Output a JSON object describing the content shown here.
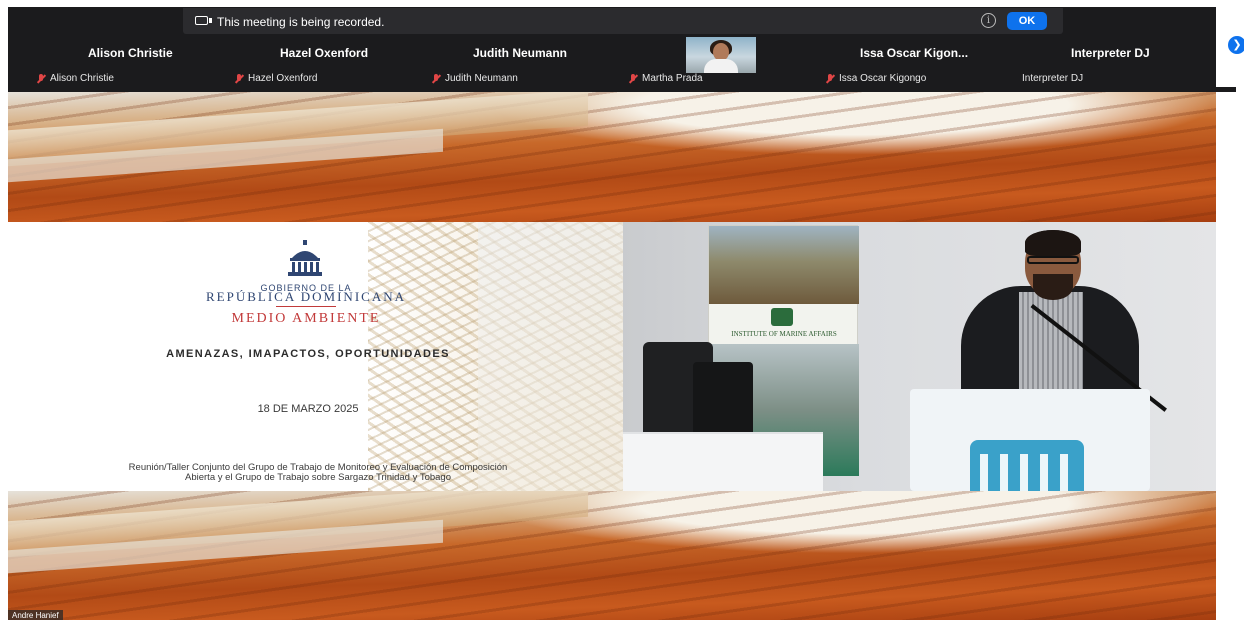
{
  "recording_banner": {
    "text": "This meeting is being recorded.",
    "ok_label": "OK",
    "info_symbol": "i"
  },
  "participant_tiles": [
    {
      "name": "Alison Christie"
    },
    {
      "name": "Hazel Oxenford"
    },
    {
      "name": "Judith Neumann"
    },
    {
      "name": "Issa Oscar Kigon..."
    },
    {
      "name": "Interpreter DJ"
    }
  ],
  "participant_labels": [
    {
      "name": "Alison Christie",
      "muted": true
    },
    {
      "name": "Hazel Oxenford",
      "muted": true
    },
    {
      "name": "Judith Neumann",
      "muted": true
    },
    {
      "name": "Martha Prada",
      "muted": true
    },
    {
      "name": "Issa Oscar Kigongo",
      "muted": true
    },
    {
      "name": "Interpreter DJ",
      "muted": false
    }
  ],
  "next_page_symbol": "❯",
  "slide": {
    "gov_line": "GOBIERNO DE LA",
    "country": "REPÚBLICA DOMINICANA",
    "ministry": "MEDIO AMBIENTE",
    "title": "AMENAZAS, IMAPACTOS, OPORTUNIDADES",
    "date": "18 DE MARZO 2025",
    "footer_line1": "Reunión/Taller Conjunto del Grupo de Trabajo de Monitoreo y Evaluación de Composición",
    "footer_line2": "Abierta y el Grupo de Trabajo sobre Sargazo Trinidad y Tobago"
  },
  "speaker_view": {
    "banner_caption": "INSTITUTE OF MARINE AFFAIRS"
  },
  "active_speaker": {
    "name": "Andre Hanief"
  },
  "colors": {
    "strip_bg": "#1b1b1d",
    "accent_blue": "#0e72ed",
    "muted_red": "#e04646",
    "slide_blue": "#2f4672",
    "slide_red": "#c23a3a"
  }
}
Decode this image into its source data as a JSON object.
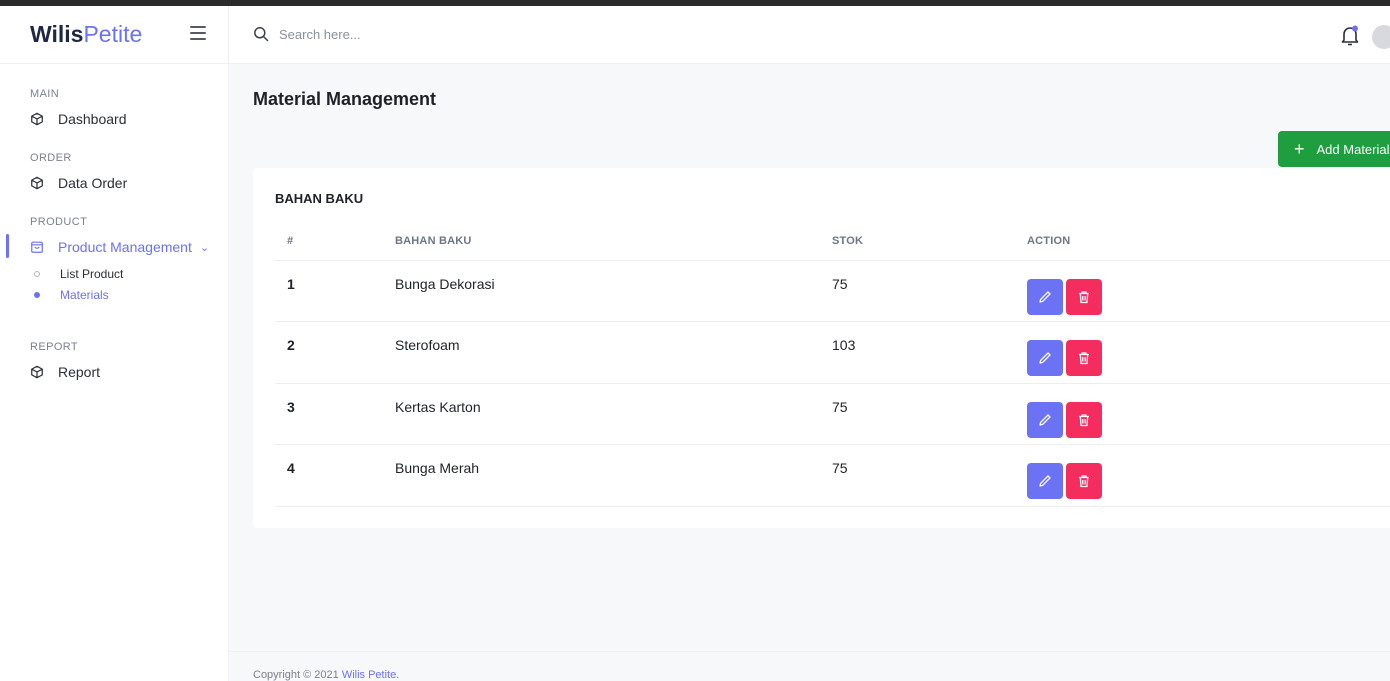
{
  "brand": {
    "bold": "Wilis",
    "light": "Petite"
  },
  "search": {
    "placeholder": "Search here..."
  },
  "sidebar": {
    "sections": [
      {
        "title": "MAIN",
        "items": [
          {
            "label": "Dashboard",
            "icon": "cube-icon"
          }
        ]
      },
      {
        "title": "ORDER",
        "items": [
          {
            "label": "Data Order",
            "icon": "cube-icon"
          }
        ]
      },
      {
        "title": "PRODUCT",
        "items": [
          {
            "label": "Product Management",
            "icon": "shopping-bag-icon",
            "sub": [
              "List Product",
              "Materials"
            ]
          }
        ]
      },
      {
        "title": "REPORT",
        "items": [
          {
            "label": "Report",
            "icon": "cube-icon"
          }
        ]
      }
    ]
  },
  "page": {
    "title": "Material Management",
    "add_button": "Add Material"
  },
  "table": {
    "title": "BAHAN BAKU",
    "columns": [
      "#",
      "BAHAN BAKU",
      "STOK",
      "ACTION"
    ],
    "rows": [
      {
        "no": "1",
        "name": "Bunga Dekorasi",
        "stock": "75"
      },
      {
        "no": "2",
        "name": "Sterofoam",
        "stock": "103"
      },
      {
        "no": "3",
        "name": "Kertas Karton",
        "stock": "75"
      },
      {
        "no": "4",
        "name": "Bunga Merah",
        "stock": "75"
      }
    ]
  },
  "footer": {
    "prefix": "Copyright © 2021 ",
    "brand": "Wilis Petite."
  },
  "colors": {
    "accent": "#6c72f4",
    "success": "#1e9e3e",
    "danger": "#f52d5f"
  }
}
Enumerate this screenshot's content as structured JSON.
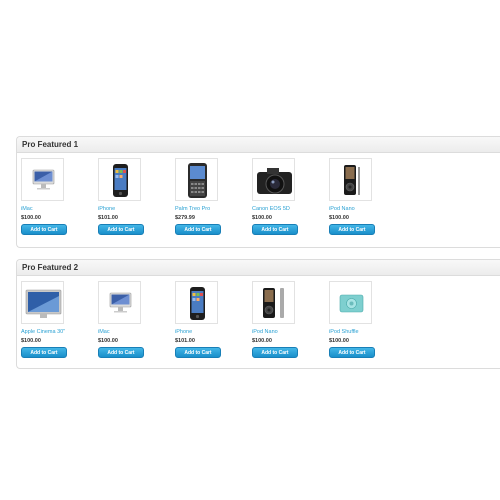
{
  "modules": [
    {
      "title": "Pro Featured 1",
      "products": [
        {
          "name": "iMac",
          "price": "$100.00",
          "button": "Add to Cart",
          "image": "imac-icon"
        },
        {
          "name": "iPhone",
          "price": "$101.00",
          "button": "Add to Cart",
          "image": "iphone-icon"
        },
        {
          "name": "Palm Treo Pro",
          "price": "$279.99",
          "button": "Add to Cart",
          "image": "palm-treo-icon"
        },
        {
          "name": "Canon EOS 5D",
          "price": "$100.00",
          "button": "Add to Cart",
          "image": "camera-icon"
        },
        {
          "name": "iPod Nano",
          "price": "$100.00",
          "button": "Add to Cart",
          "image": "ipod-nano-icon"
        }
      ]
    },
    {
      "title": "Pro Featured 2",
      "products": [
        {
          "name": "Apple Cinema 30\"",
          "price": "$100.00",
          "button": "Add to Cart",
          "image": "cinema-display-icon"
        },
        {
          "name": "iMac",
          "price": "$100.00",
          "button": "Add to Cart",
          "image": "imac-icon"
        },
        {
          "name": "iPhone",
          "price": "$101.00",
          "button": "Add to Cart",
          "image": "iphone-icon"
        },
        {
          "name": "iPod Nano",
          "price": "$100.00",
          "button": "Add to Cart",
          "image": "ipod-nano-icon"
        },
        {
          "name": "iPod Shuffle",
          "price": "$100.00",
          "button": "Add to Cart",
          "image": "ipod-shuffle-icon"
        }
      ]
    }
  ],
  "colors": {
    "link": "#2aa1d3",
    "button": "#1a8fca",
    "border": "#dcdcdc"
  }
}
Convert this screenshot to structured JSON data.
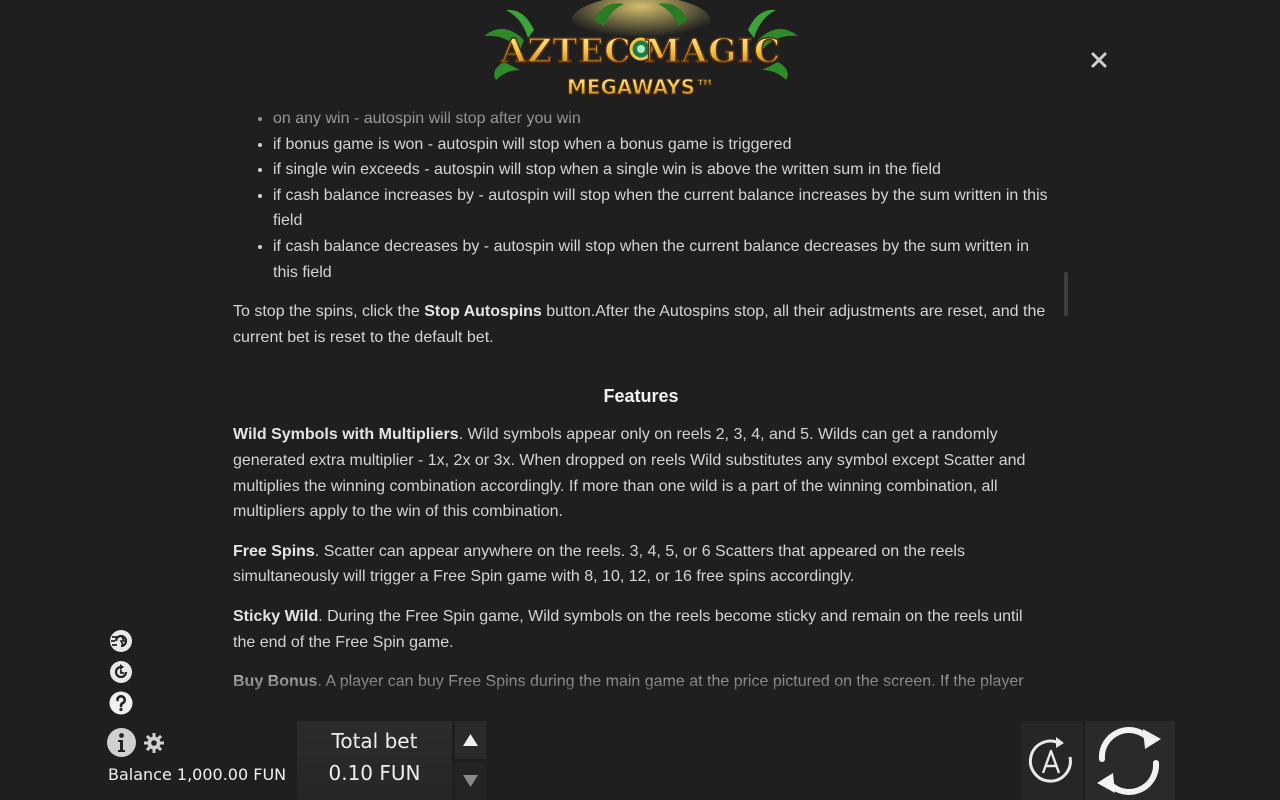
{
  "logo": {
    "title": "AZTEC MAGIC",
    "subtitle": "MEGAWAYS™"
  },
  "rules": {
    "autospin_options": [
      "on any win - autospin will stop after you win",
      "if bonus game is won - autospin will stop when a bonus game is triggered",
      "if single win exceeds - autospin will stop when a single win is above the written sum in the field",
      "if cash balance increases by - autospin will stop when the current balance increases by the sum written in this field",
      "if cash balance decreases by - autospin will stop when the current balance decreases by the sum written in this field"
    ],
    "stop_text_before": "To stop the spins, click the ",
    "stop_bold": "Stop Autospins",
    "stop_text_after": " button.After the Autospins stop, all their adjustments are reset, and the current bet is reset to the default bet.",
    "features_heading": "Features",
    "features": [
      {
        "title": "Wild Symbols with Multipliers",
        "text": ". Wild symbols appear only on reels 2, 3, 4, and 5. Wilds can get a randomly generated extra multiplier - 1x, 2x or 3x. When dropped on reels Wild substitutes any symbol except Scatter and multiplies the winning combination accordingly. If more than one wild is a part of the winning combination, all multipliers apply to the win of this combination."
      },
      {
        "title": "Free Spins",
        "text": ". Scatter can appear anywhere on the reels. 3, 4, 5, or 6 Scatters that appeared on the reels simultaneously will trigger a Free Spin game with 8, 10, 12, or 16 free spins accordingly."
      },
      {
        "title": "Sticky Wild",
        "text": ". During the Free Spin game, Wild symbols on the reels become sticky and remain on the reels until the end of the Free Spin game."
      },
      {
        "title": "Buy Bonus",
        "text": ". A player can buy Free Spins during the main game at the price pictured on the screen. If the player"
      }
    ]
  },
  "footer": {
    "balance_label": "Balance",
    "balance_value": "1,000.00 FUN",
    "total_bet_label": "Total bet",
    "total_bet_value": "0.10 FUN"
  },
  "icons": {
    "close": "close-icon",
    "turbo": "turbo-spin-icon",
    "history": "history-icon",
    "help": "help-icon",
    "info": "info-icon",
    "settings": "gear-icon",
    "bet_up": "arrow-up-icon",
    "bet_down": "arrow-down-icon",
    "autoplay": "autoplay-icon",
    "spin": "spin-icon"
  },
  "colors": {
    "background": "#1f1f1f",
    "text": "#d4d4d4",
    "logo_gold": "#f5c542",
    "logo_green": "#2f8a2a"
  }
}
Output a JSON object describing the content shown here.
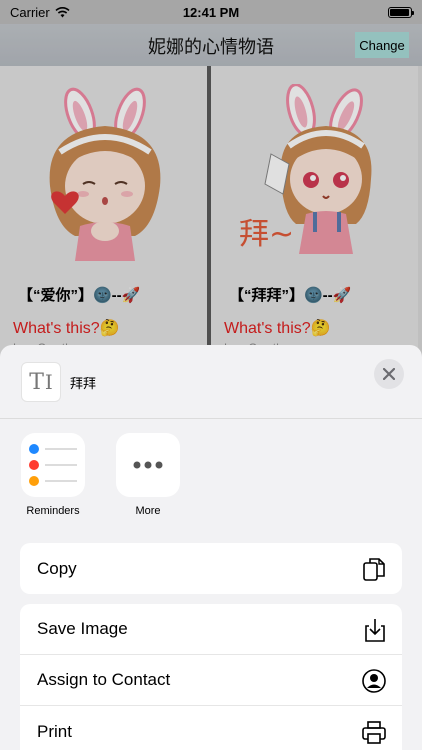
{
  "status": {
    "carrier": "Carrier",
    "time": "12:41 PM",
    "battery_level": 0.95
  },
  "nav": {
    "title": "妮娜的心情物语",
    "change_label": "Change"
  },
  "cards": [
    {
      "name": "【“爱你”】🌚--🚀",
      "question": "What's this?🤔",
      "faint": "I am Great!"
    },
    {
      "name": "【“拜拜”】🌚--🚀",
      "question": "What's this?🤔",
      "faint": "I am Great!",
      "art_text": "拜~"
    }
  ],
  "share": {
    "preview_text": "拜拜",
    "apps": [
      {
        "label": "Reminders",
        "icon": "reminders-icon"
      },
      {
        "label": "More",
        "icon": "more-icon"
      }
    ],
    "actions": [
      {
        "label": "Copy",
        "icon": "copy-icon"
      },
      {
        "label": "Save Image",
        "icon": "save-icon"
      },
      {
        "label": "Assign to Contact",
        "icon": "contact-icon"
      },
      {
        "label": "Print",
        "icon": "print-icon"
      }
    ]
  },
  "colors": {
    "question_red": "#e02020",
    "change_button": "#a9dcd9",
    "ribbon_pink": "#f38aa5"
  }
}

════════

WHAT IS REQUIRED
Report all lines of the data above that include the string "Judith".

RESULT FOR THIS TASK
      "name": "Judith Neumann"
      "name": "Judith Neumann",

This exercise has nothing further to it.